Emergency Squad desperately needs patient-care volunteers
It is our great honor and privilege to serve the residents of Sun City Center as we have for the past 55+ years. The Sun City Center Emergency Squad is, however, the last of its kind in Florida – an all-volunteer rescue service. No other senior community has anything like us. We have grown and developed over the past 55 years, due to a community that has provided both financial and human resources. We have been fortunate to have the support and appreciation of our residents.
In the last several years, we have seen a trend where we lose more volunteers annually than we gain. In 2019, we had 77 new volunteers join the Squad; however, we had 91 volunteers leave. The previous year, 2018, we had 53 new volunteers, but 94 left. In 2017, 56 volunteers joined the Squad; 97 left. This trend has gone on the last few years.
I’m sure that many people will wonder why this happens. Here are the primary reasons: We are mostly retired seniors, just like our community; often, family members or spouses have health issues, requiring our attention. Eventually, all of our volunteers “age out,” due to their own health issues or simply aging.
We have stepped up our recruiting efforts, found new ways to schedule our ambulance crews and have worked many hours trying to find a way to continue the level of service we have provided in the past. We have been successful in recruiting our non-ambulance volunteers, and we thank all of our newest recruits for stepping up, but our critical need is for volunteers who are willing to assist with hands-on patient care. Without these volunteers, the long-term viability of the Emergency Squad is in question.

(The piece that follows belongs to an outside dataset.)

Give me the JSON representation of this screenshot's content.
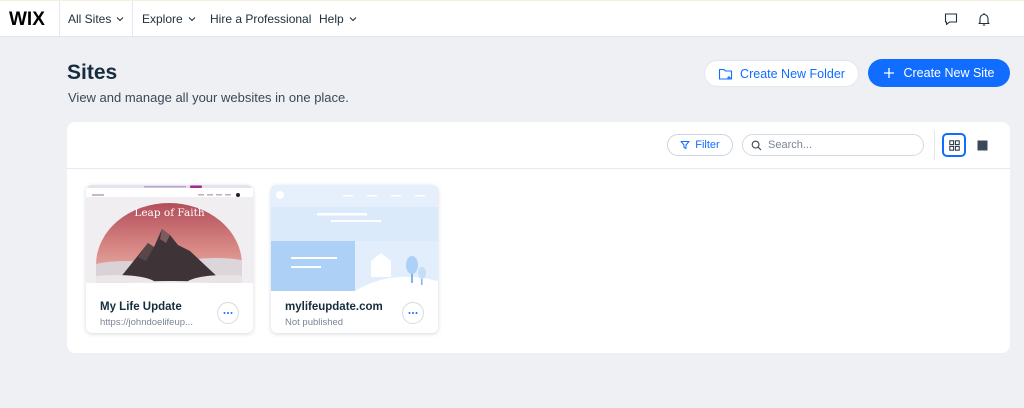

We have a unique and amazing organization — not owned by anyone, but heavily invested in by everyone. Our volunteers are committed to helping their neighbors. Our residents count on us to be there for them. Our donors know that every penny they give, goes 100 percent to the operations of our service. Our value to the community is such that numbers can’t be applied.
We love what we do, but with the limited number of “patient-care” volunteers, our core ambulance volunteers are wearing out. We ask our community, please consider learning more about our ambulance and van services. Patient care is a true joy and satisfaction to those of us that provide the hands-on care — but we can’t do it alone.
Robin Watt, Asst. Chief, Public Relations,
SCC Emergency Squad
To the person leaving large amounts of dry cat food…
Feline Folks feeds cats daily in Sun City Center — 365 days a year in rain, shine or freezing weather.
We feed at 5 a.m., watch each cat eat and NEVER leave food behind.
We know you are doing this for kindness to these lovely creatures, but you are promoting the following problems:
1. Attracting raccoons and other wild animals;
2. Attracting birds and their poop, which is unhealthy and unsightly;
3. Attracting ants and other insects; and
4. Leaving soggy food for feline folks to clean up to avoid the above and so residents don’t feel we are doing this.
We are happy to have you join us or donate food. Lots to do including (or not) feeding the cats.
Feline Folks is a 501(c)3, is totally not for profit, operating on donations and through the kindness of volunteers. Currently there is a need for help feeding the community cats. Contact us at email@example.com or, better yet, stop by the Meow Mixer on March 5 in the Kings Point Culinary Room in the 2020 building.
You can also visit our Facebook site – “Feline Folks of Sun City Center.”
Kathy Vitale, Volunteer